The fallout of WeWork’s first attempt at going public and the ousting of its outspoken co-founder Adam Neumann are by now well known, as are the serious losses that the company caused for its venture capitalists like SoftBank.
Since going public via a SPAC merger last year, WeWork is still operating at a deficit and reported a net loss of over $844 million in the third quarter of 2021.
For the company’s real estate partners like New York-based Rudin Management, which leased approximately half a million square feet to WeWork so they could build coworking offices, it is unclear whether or not WeWork has kept up with its payments.
Though its original investment in WeWork may have imploded, Rudin Management’s venture investing arm, Rudin Ventures, is taking another chance on coworking. According to Fortune, Rudin Ventures announced it is joining a $9.6 million seed funding round for Daybase, a startup consisting of seven ex-WeWork employees that want to create and scale a new hybrid coworking company.
CEO Joel Steinhaus, COO Doug Chambers, and Daybase’s other co-founders—all of whom worked for WeWork’s enterprise business and catered to its larger clients—plan to use the funding to build out technology, hire more corporate staff, and launch a hybrid workspace model that will target the suburbs.
Rudin is one of three real estate companies that are investing in Daybase, alongside the VC firms True Ventures, Company Ventures, and Good Friends.
“Working from home was not a uniform experience for everyone,” Steinhaus told Fortune. “I think the pandemic created a clear need for a third place… between going into a hub office and working from home.”
In January, the startup opened its first location in Hoboken, New Jersey and plans to target ground-floor retail spaces within densely populated neighborhoods. Rather than operating in urban city centers, the Daybase team wants to focus on residential areas where commuting is hard.

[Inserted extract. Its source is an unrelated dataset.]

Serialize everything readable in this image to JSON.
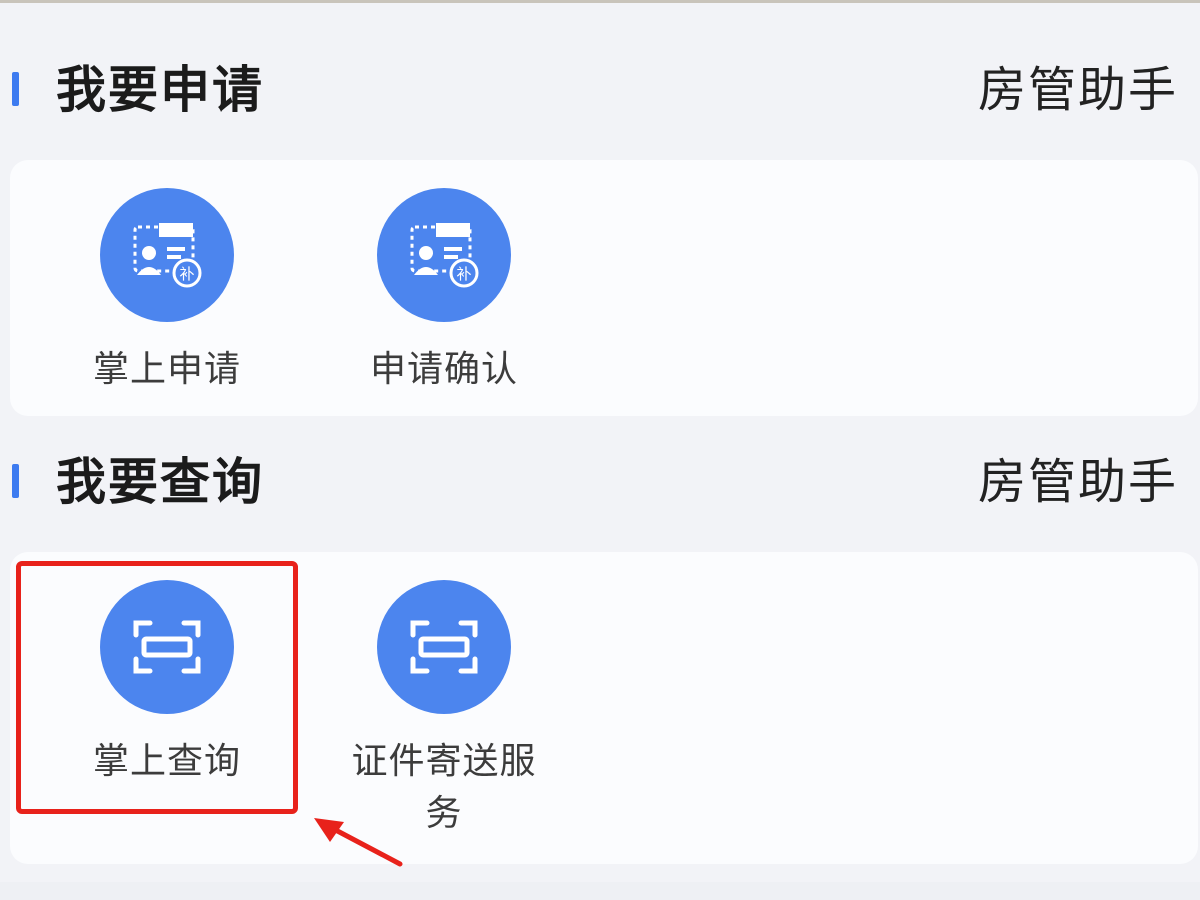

Unlike WeWork, Daybase has received approval to be a franchisor, offering local entrepreneurs the opportunity to front the capital and be in control of a space while paying Daybase a licensing fee for use of their marketing and branding, floor plan models, and technology.
In addition to Hoboken, Daybase is aiming to open two more spaces in Westfield, New Jersey, and Harrison, New York by the end of 2022. In the next 12 to 14 months, the startup will then begin opening franchise locations.

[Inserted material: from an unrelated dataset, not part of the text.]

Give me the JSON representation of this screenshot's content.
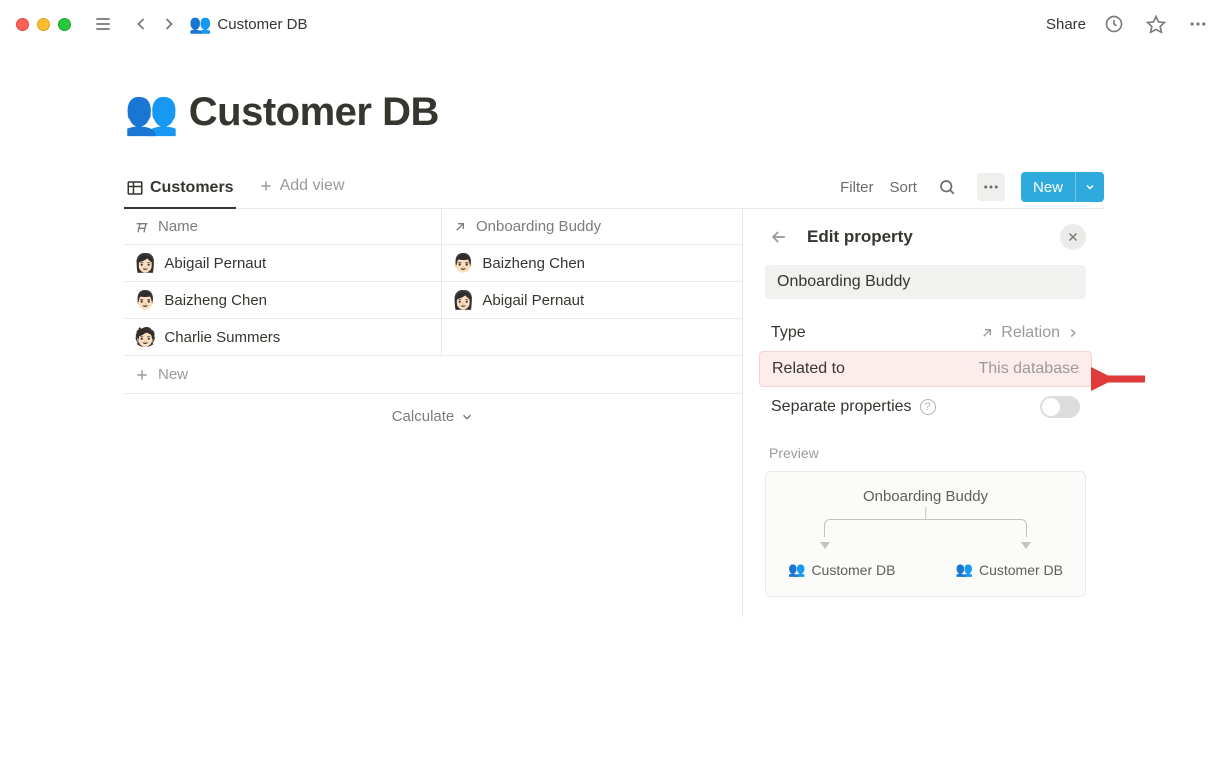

Currently, the new coworking company has close to 300 members. Professionals wanting to use Daybase can either walk in or pay for a membership, which starts at $50 per month and includes access to coffee, tea, and general coworking. For $199 per month, members gain credits to use for meeting rooms and dedicated desks.
Daybase will join already-established franchise coworking companies such as International Workplace Group (IWG) and Office Evolution, which have found success in this model. Hopefully, the startup’s alternate capitalization model will lead to sustainable growth with former staffers of WeWork’s successful enterprise segment leading the way.